Memorization is a challenging but important part of any anatomy lesson. From the simplest form of body part identification (like head, shoulders, knees, and toes) to a more complex test (like an AP Biology exam), anatomy memorization is something that most students will face in the classroom.
Using Kapwing, it’s possible to create and customize a digital worksheet for students to practice their memorization of anatomy. You can print the Worksheets for in-person classrooms or send a link t0 students at home for remote learning in 2020. In this article I’m going to demonstrate how to create your own template to share with students and re-use as many times as you want!
There are five easy steps you can follow to create your own worksheet to share with others:
- Find an image to use as your template
- Upload your image to Studio
- Annotate and add text
- Publish your worksheet
- Share the URL
1) Find an image to use as your template
You can choose an already existing image, draw your own, or take a picture! Use Google Image Search to browse pictures on the internet or take a photo from a textbook. Don't worry if the answers are already labeled in the graphic – you can cover these answers in the Worksheet so that students fill in the blanks themselves.
For my example, I used a forward facing image of a human skull that I found online. This image already contains lines and numbers, but you can also add these features to your creation later on.
2) Upload your image to Studio
Next, visit Studio to upload your image. Kapwing's Studio is a fast, free, and simple multimedia editor that works well with images, GIFs, and video. Click the "Start editing" from the home page and upload your image. Here is what your image will look like when you add it into the canvas:
If you need to, expand your digital canvas to give yourself more space. Use the "Add padding" buttons or click on the background and drag to resize it dynamically. I expanded my canvas left and right to make room for labels on each side.
3) Annotate and Add text
To make a full-in-the-blank worksheet, you'll need to add arrows and labels to the areas you want students to label:
- Use Shapes > Lines to add arrows to the graphic. You can change the color of the lines to distinguish different parts of the worksheet and adjust the width of the lines.
- Use Shapes > Rectangle with a transparent fill to annotate parts of the image. Or, use a rectangle with a solid fill to cover up anything in the image that you want to redact.
- Use the "Erase" tool to remove answers from the existing graphic.
After you've annotated the worksheet template, use the "Text" tool to insert labels. Double click on the sample text to type your own words or leave the generic words. You can change the color, size, style, and font of the text to make it fit the personality of the subject.

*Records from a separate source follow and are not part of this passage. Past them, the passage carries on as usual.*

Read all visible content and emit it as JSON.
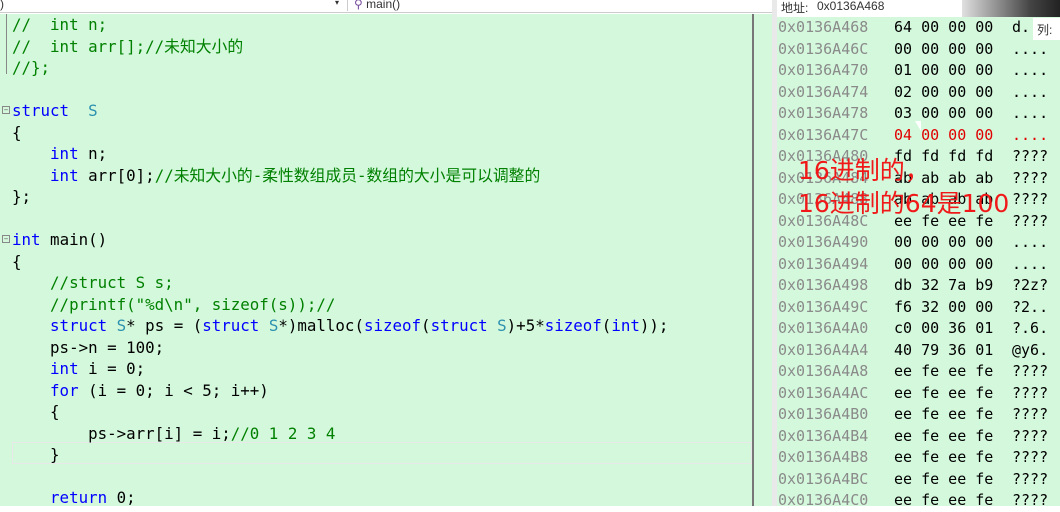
{
  "nav": {
    "left_value": ")",
    "right_value": "main()"
  },
  "code": [
    [
      [
        "cm",
        "//  int n;"
      ]
    ],
    [
      [
        "cm",
        "//  int arr[];//未知大小的"
      ]
    ],
    [
      [
        "cm",
        "//};"
      ]
    ],
    [],
    [
      [
        "kw",
        "struct"
      ],
      [
        "",
        "  "
      ],
      [
        "ty",
        "S"
      ]
    ],
    [
      [
        "",
        "{"
      ]
    ],
    [
      [
        "",
        "    "
      ],
      [
        "kw",
        "int"
      ],
      [
        "",
        " n;"
      ]
    ],
    [
      [
        "",
        "    "
      ],
      [
        "kw",
        "int"
      ],
      [
        "",
        " arr[0];"
      ],
      [
        "cm",
        "//未知大小的-柔性数组成员-数组的大小是可以调整的"
      ]
    ],
    [
      [
        "",
        "};"
      ]
    ],
    [],
    [
      [
        "kw",
        "int"
      ],
      [
        "",
        " main()"
      ]
    ],
    [
      [
        "",
        "{"
      ]
    ],
    [
      [
        "",
        "    "
      ],
      [
        "cm",
        "//struct S s;"
      ]
    ],
    [
      [
        "",
        "    "
      ],
      [
        "cm",
        "//printf(\"%d\\n\", sizeof(s));//"
      ]
    ],
    [
      [
        "",
        "    "
      ],
      [
        "kw",
        "struct"
      ],
      [
        "",
        " "
      ],
      [
        "ty",
        "S"
      ],
      [
        "",
        "* ps = ("
      ],
      [
        "kw",
        "struct"
      ],
      [
        "",
        " "
      ],
      [
        "ty",
        "S"
      ],
      [
        "",
        "*)malloc("
      ],
      [
        "kw",
        "sizeof"
      ],
      [
        "",
        "("
      ],
      [
        "kw",
        "struct"
      ],
      [
        "",
        " "
      ],
      [
        "ty",
        "S"
      ],
      [
        "",
        ")+5*"
      ],
      [
        "kw",
        "sizeof"
      ],
      [
        "",
        "("
      ],
      [
        "kw",
        "int"
      ],
      [
        "",
        "));"
      ]
    ],
    [
      [
        "",
        "    ps->n = 100;"
      ]
    ],
    [
      [
        "",
        "    "
      ],
      [
        "kw",
        "int"
      ],
      [
        "",
        " i = 0;"
      ]
    ],
    [
      [
        "",
        "    "
      ],
      [
        "kw",
        "for"
      ],
      [
        "",
        " (i = 0; i < 5; i++)"
      ]
    ],
    [
      [
        "",
        "    {"
      ]
    ],
    [
      [
        "",
        "        ps->arr[i] = i;"
      ],
      [
        "cm",
        "//0 1 2 3 4"
      ]
    ],
    [
      [
        "",
        "    }"
      ]
    ],
    [],
    [
      [
        "",
        "    "
      ],
      [
        "kw",
        "return"
      ],
      [
        "",
        " 0;"
      ]
    ]
  ],
  "memory": {
    "address_label": "地址:",
    "address_value": "0x0136A468",
    "column_label": "列:",
    "rows": [
      {
        "addr": "0x0136A468",
        "hex": "64 00 00 00",
        "ascii": "d..."
      },
      {
        "addr": "0x0136A46C",
        "hex": "00 00 00 00",
        "ascii": "...."
      },
      {
        "addr": "0x0136A470",
        "hex": "01 00 00 00",
        "ascii": "...."
      },
      {
        "addr": "0x0136A474",
        "hex": "02 00 00 00",
        "ascii": "...."
      },
      {
        "addr": "0x0136A478",
        "hex": "03 00 00 00",
        "ascii": "...."
      },
      {
        "addr": "0x0136A47C",
        "hex": "04 00 00 00",
        "ascii": "....",
        "changed": true
      },
      {
        "addr": "0x0136A480",
        "hex": "fd fd fd fd",
        "ascii": "????"
      },
      {
        "addr": "0x0136A484",
        "hex": "ab ab ab ab",
        "ascii": "????"
      },
      {
        "addr": "0x0136A488",
        "hex": "ab ab ab ab",
        "ascii": "????"
      },
      {
        "addr": "0x0136A48C",
        "hex": "ee fe ee fe",
        "ascii": "????"
      },
      {
        "addr": "0x0136A490",
        "hex": "00 00 00 00",
        "ascii": "...."
      },
      {
        "addr": "0x0136A494",
        "hex": "00 00 00 00",
        "ascii": "...."
      },
      {
        "addr": "0x0136A498",
        "hex": "db 32 7a b9",
        "ascii": "?2z?"
      },
      {
        "addr": "0x0136A49C",
        "hex": "f6 32 00 00",
        "ascii": "?2.."
      },
      {
        "addr": "0x0136A4A0",
        "hex": "c0 00 36 01",
        "ascii": "?.6."
      },
      {
        "addr": "0x0136A4A4",
        "hex": "40 79 36 01",
        "ascii": "@y6."
      },
      {
        "addr": "0x0136A4A8",
        "hex": "ee fe ee fe",
        "ascii": "????"
      },
      {
        "addr": "0x0136A4AC",
        "hex": "ee fe ee fe",
        "ascii": "????"
      },
      {
        "addr": "0x0136A4B0",
        "hex": "ee fe ee fe",
        "ascii": "????"
      },
      {
        "addr": "0x0136A4B4",
        "hex": "ee fe ee fe",
        "ascii": "????"
      },
      {
        "addr": "0x0136A4B8",
        "hex": "ee fe ee fe",
        "ascii": "????"
      },
      {
        "addr": "0x0136A4BC",
        "hex": "ee fe ee fe",
        "ascii": "????"
      },
      {
        "addr": "0x0136A4C0",
        "hex": "ee fe ee fe",
        "ascii": "????"
      }
    ]
  },
  "overlay": {
    "line1": "16进制的，",
    "line2": "16进制的64是100"
  },
  "colors": {
    "changed": "#e00000",
    "overlay": "#f01818",
    "background": "#d4f8dc"
  }
}
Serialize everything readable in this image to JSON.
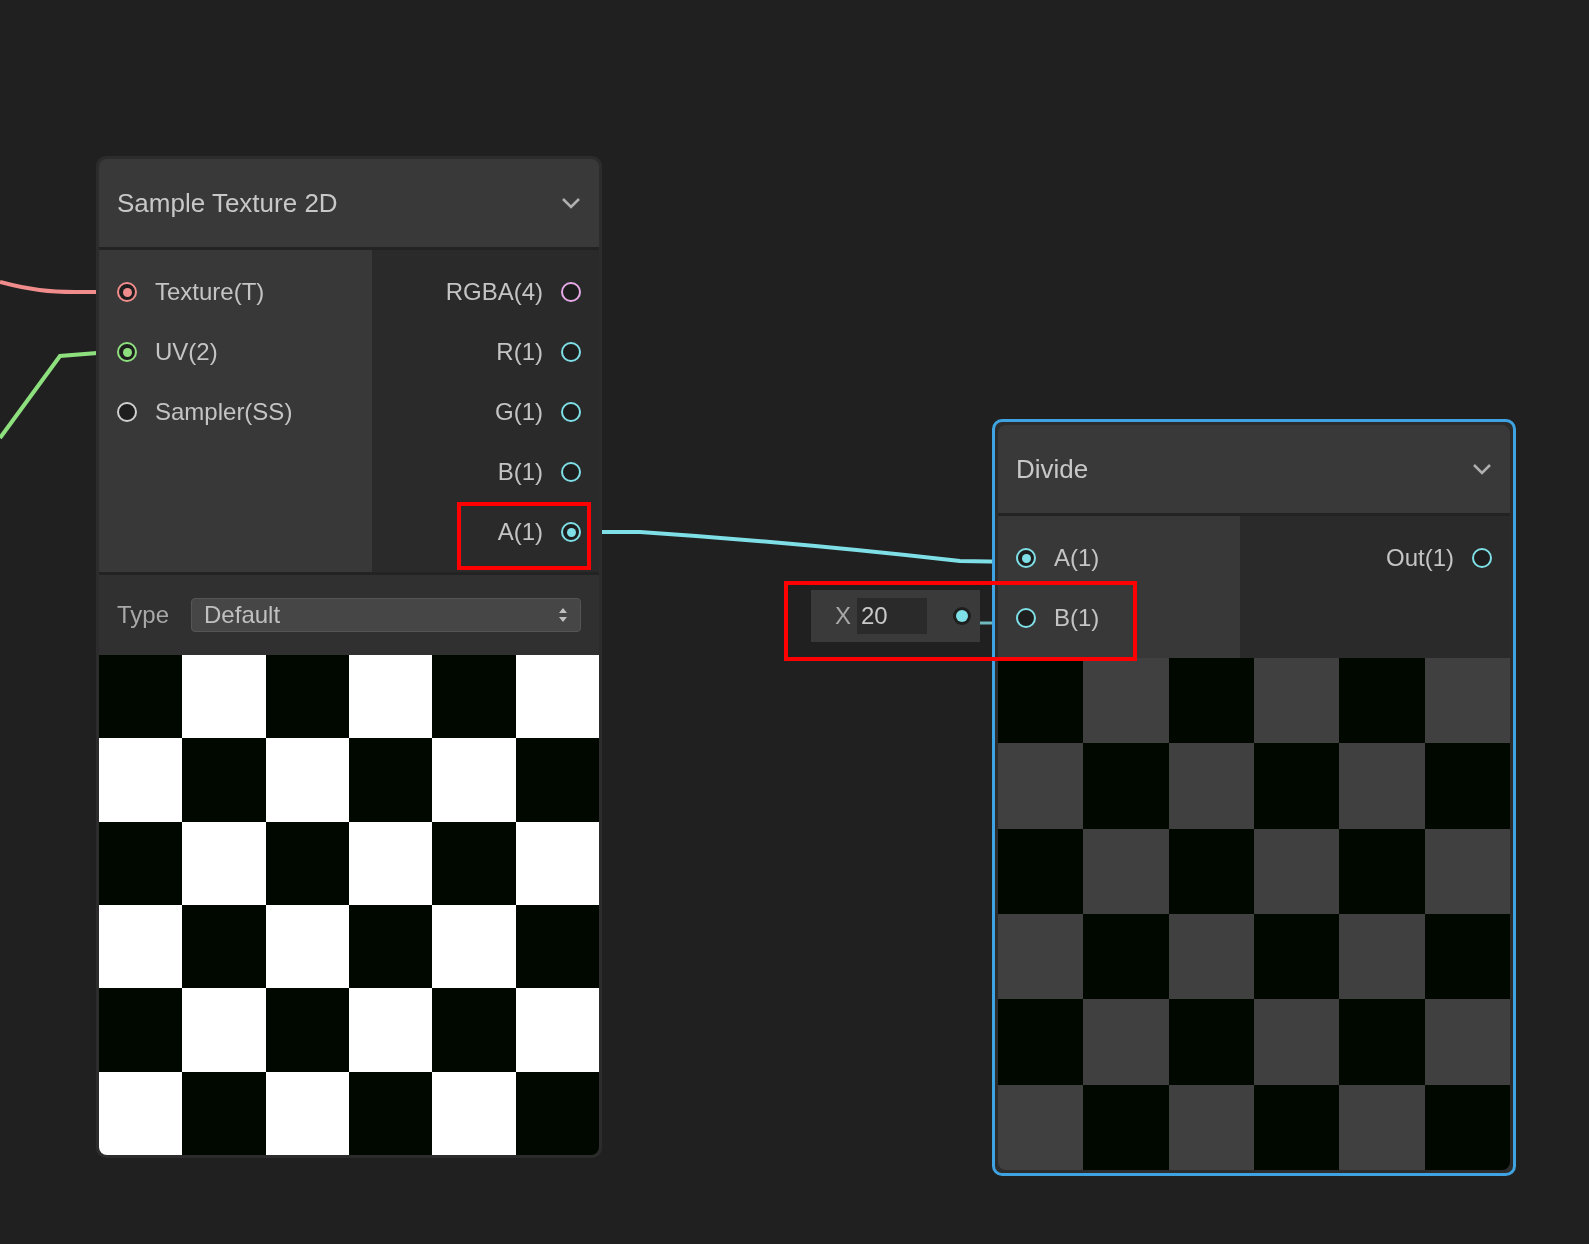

I also used the copy-paste (Ctrl-C/Ctrl-V) feature to quickly replicate and place text boxes for each of the thirteen spaces. The "Duplicate" button also copies the text layer.
4) Publish your worksheet template
Once you’re satisfied with your worksheet template, you can click the publish button to create a final version that you can share with students. This final version can be printed, copied into a Google Slides or Powerpoint presentation or PDF, or shared directly from the URL.
You can always go back in to edit the template or make a copy to fill in the correct answers as an answer key.
5) Share the URL
Click "Copy link" to get the link on your clipboard and share it over email or Google Classroom with your student.
If someone else has a Kapwing account, they can edit their own version of the worksheet in their own account. When students follow your link and click "Edit," Kapwing creates a unique copy of the worksheet in their account to edit and change. This way, students can type in their answers and publish a new image and share that completed worksheet to you for corrections or grading.
While creating worksheets like this can be helpful for memorizing anatomy, it can also be used for tons of other classroom activities like labeling countries in a geography class, parts of a cell in biology, or translating phrases in a language class. Stay tuned for more creative ways to use Studio to engage students in the classroom!
This article is part of a series featuring educational tutorials and lesson plan inspirations for K-12 classrooms! Want to see more? Check out the Kapwing Education Page for more remote-friendly project based learning ideas!